Data about app and page elements:
================
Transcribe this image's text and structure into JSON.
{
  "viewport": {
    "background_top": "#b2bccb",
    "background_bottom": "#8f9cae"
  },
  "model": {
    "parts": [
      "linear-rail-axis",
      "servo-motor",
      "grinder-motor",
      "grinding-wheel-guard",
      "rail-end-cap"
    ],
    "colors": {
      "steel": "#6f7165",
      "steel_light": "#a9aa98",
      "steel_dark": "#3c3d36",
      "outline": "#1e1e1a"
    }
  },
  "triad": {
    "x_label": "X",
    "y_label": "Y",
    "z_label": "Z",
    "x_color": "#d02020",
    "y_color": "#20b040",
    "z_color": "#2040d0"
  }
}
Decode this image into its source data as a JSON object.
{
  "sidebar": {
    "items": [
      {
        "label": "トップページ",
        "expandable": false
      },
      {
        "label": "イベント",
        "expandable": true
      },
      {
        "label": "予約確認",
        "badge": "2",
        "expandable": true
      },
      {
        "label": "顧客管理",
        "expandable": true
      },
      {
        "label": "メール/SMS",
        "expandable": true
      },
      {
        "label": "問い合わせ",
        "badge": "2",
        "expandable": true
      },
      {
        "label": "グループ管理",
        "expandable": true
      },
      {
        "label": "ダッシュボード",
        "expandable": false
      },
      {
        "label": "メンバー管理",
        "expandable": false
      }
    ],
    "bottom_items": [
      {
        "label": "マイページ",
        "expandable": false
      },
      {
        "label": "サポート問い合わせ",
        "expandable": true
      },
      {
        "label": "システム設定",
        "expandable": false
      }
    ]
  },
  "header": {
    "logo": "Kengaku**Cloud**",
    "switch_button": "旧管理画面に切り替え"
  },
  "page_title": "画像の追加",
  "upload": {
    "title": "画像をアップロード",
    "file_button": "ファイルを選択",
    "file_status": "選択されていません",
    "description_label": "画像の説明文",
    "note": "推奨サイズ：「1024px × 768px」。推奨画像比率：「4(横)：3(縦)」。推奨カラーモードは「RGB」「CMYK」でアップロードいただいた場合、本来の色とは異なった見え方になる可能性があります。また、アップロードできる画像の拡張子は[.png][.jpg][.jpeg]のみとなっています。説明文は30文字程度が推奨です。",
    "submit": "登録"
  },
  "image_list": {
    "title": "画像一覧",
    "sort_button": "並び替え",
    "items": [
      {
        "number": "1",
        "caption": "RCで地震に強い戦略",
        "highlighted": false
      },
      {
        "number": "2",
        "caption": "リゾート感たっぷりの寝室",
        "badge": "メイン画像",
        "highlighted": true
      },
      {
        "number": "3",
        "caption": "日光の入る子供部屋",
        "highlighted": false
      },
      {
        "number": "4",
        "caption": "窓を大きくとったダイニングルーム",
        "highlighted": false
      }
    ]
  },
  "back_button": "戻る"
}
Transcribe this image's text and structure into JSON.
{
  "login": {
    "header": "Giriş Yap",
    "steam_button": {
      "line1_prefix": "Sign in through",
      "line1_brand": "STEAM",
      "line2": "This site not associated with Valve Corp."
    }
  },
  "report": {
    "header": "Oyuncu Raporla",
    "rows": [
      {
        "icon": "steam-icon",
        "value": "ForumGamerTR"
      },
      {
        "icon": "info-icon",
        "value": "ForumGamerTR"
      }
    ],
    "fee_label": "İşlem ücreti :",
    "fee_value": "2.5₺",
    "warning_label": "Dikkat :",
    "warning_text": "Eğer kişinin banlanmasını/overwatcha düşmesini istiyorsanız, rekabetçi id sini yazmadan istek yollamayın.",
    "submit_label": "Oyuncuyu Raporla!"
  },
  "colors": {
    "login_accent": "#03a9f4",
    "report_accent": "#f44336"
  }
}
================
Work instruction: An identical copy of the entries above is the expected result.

Answer area:
Transcribe this image's text and structure into JSON.
{
  "viewport": {
    "background_top": "#b2bccb",
    "background_bottom": "#8f9cae"
  },
  "model": {
    "parts": [
      "linear-rail-axis",
      "servo-motor",
      "grinder-motor",
      "grinding-wheel-guard",
      "rail-end-cap"
    ],
    "colors": {
      "steel": "#6f7165",
      "steel_light": "#a9aa98",
      "steel_dark": "#3c3d36",
      "outline": "#1e1e1a"
    }
  },
  "triad": {
    "x_label": "X",
    "y_label": "Y",
    "z_label": "Z",
    "x_color": "#d02020",
    "y_color": "#20b040",
    "z_color": "#2040d0"
  }
}
Decode this image into its source data as a JSON object.
{
  "sidebar": {
    "items": [
      {
        "label": "トップページ",
        "expandable": false
      },
      {
        "label": "イベント",
        "expandable": true
      },
      {
        "label": "予約確認",
        "badge": "2",
        "expandable": true
      },
      {
        "label": "顧客管理",
        "expandable": true
      },
      {
        "label": "メール/SMS",
        "expandable": true
      },
      {
        "label": "問い合わせ",
        "badge": "2",
        "expandable": true
      },
      {
        "label": "グループ管理",
        "expandable": true
      },
      {
        "label": "ダッシュボード",
        "expandable": false
      },
      {
        "label": "メンバー管理",
        "expandable": false
      }
    ],
    "bottom_items": [
      {
        "label": "マイページ",
        "expandable": false
      },
      {
        "label": "サポート問い合わせ",
        "expandable": true
      },
      {
        "label": "システム設定",
        "expandable": false
      }
    ]
  },
  "header": {
    "logo": "Kengaku**Cloud**",
    "switch_button": "旧管理画面に切り替え"
  },
  "page_title": "画像の追加",
  "upload": {
    "title": "画像をアップロード",
    "file_button": "ファイルを選択",
    "file_status": "選択されていません",
    "description_label": "画像の説明文",
    "note": "推奨サイズ：「1024px × 768px」。推奨画像比率：「4(横)：3(縦)」。推奨カラーモードは「RGB」「CMYK」でアップロードいただいた場合、本来の色とは異なった見え方になる可能性があります。また、アップロードできる画像の拡張子は[.png][.jpg][.jpeg]のみとなっています。説明文は30文字程度が推奨です。",
    "submit": "登録"
  },
  "image_list": {
    "title": "画像一覧",
    "sort_button": "並び替え",
    "items": [
      {
        "number": "1",
        "caption": "RCで地震に強い戦略",
        "highlighted": false
      },
      {
        "number": "2",
        "caption": "リゾート感たっぷりの寝室",
        "badge": "メイン画像",
        "highlighted": true
      },
      {
        "number": "3",
        "caption": "日光の入る子供部屋",
        "highlighted": false
      },
      {
        "number": "4",
        "caption": "窓を大きくとったダイニングルーム",
        "highlighted": false
      }
    ]
  },
  "back_button": "戻る"
}
Transcribe this image's text and structure into JSON.
{
  "login": {
    "header": "Giriş Yap",
    "steam_button": {
      "line1_prefix": "Sign in through",
      "line1_brand": "STEAM",
      "line2": "This site not associated with Valve Corp."
    }
  },
  "report": {
    "header": "Oyuncu Raporla",
    "rows": [
      {
        "icon": "steam-icon",
        "value": "ForumGamerTR"
      },
      {
        "icon": "info-icon",
        "value": "ForumGamerTR"
      }
    ],
    "fee_label": "İşlem ücreti :",
    "fee_value": "2.5₺",
    "warning_label": "Dikkat :",
    "warning_text": "Eğer kişinin banlanmasını/overwatcha düşmesini istiyorsanız, rekabetçi id sini yazmadan istek yollamayın.",
    "submit_label": "Oyuncuyu Raporla!"
  },
  "colors": {
    "login_accent": "#03a9f4",
    "report_accent": "#f44336"
  }
}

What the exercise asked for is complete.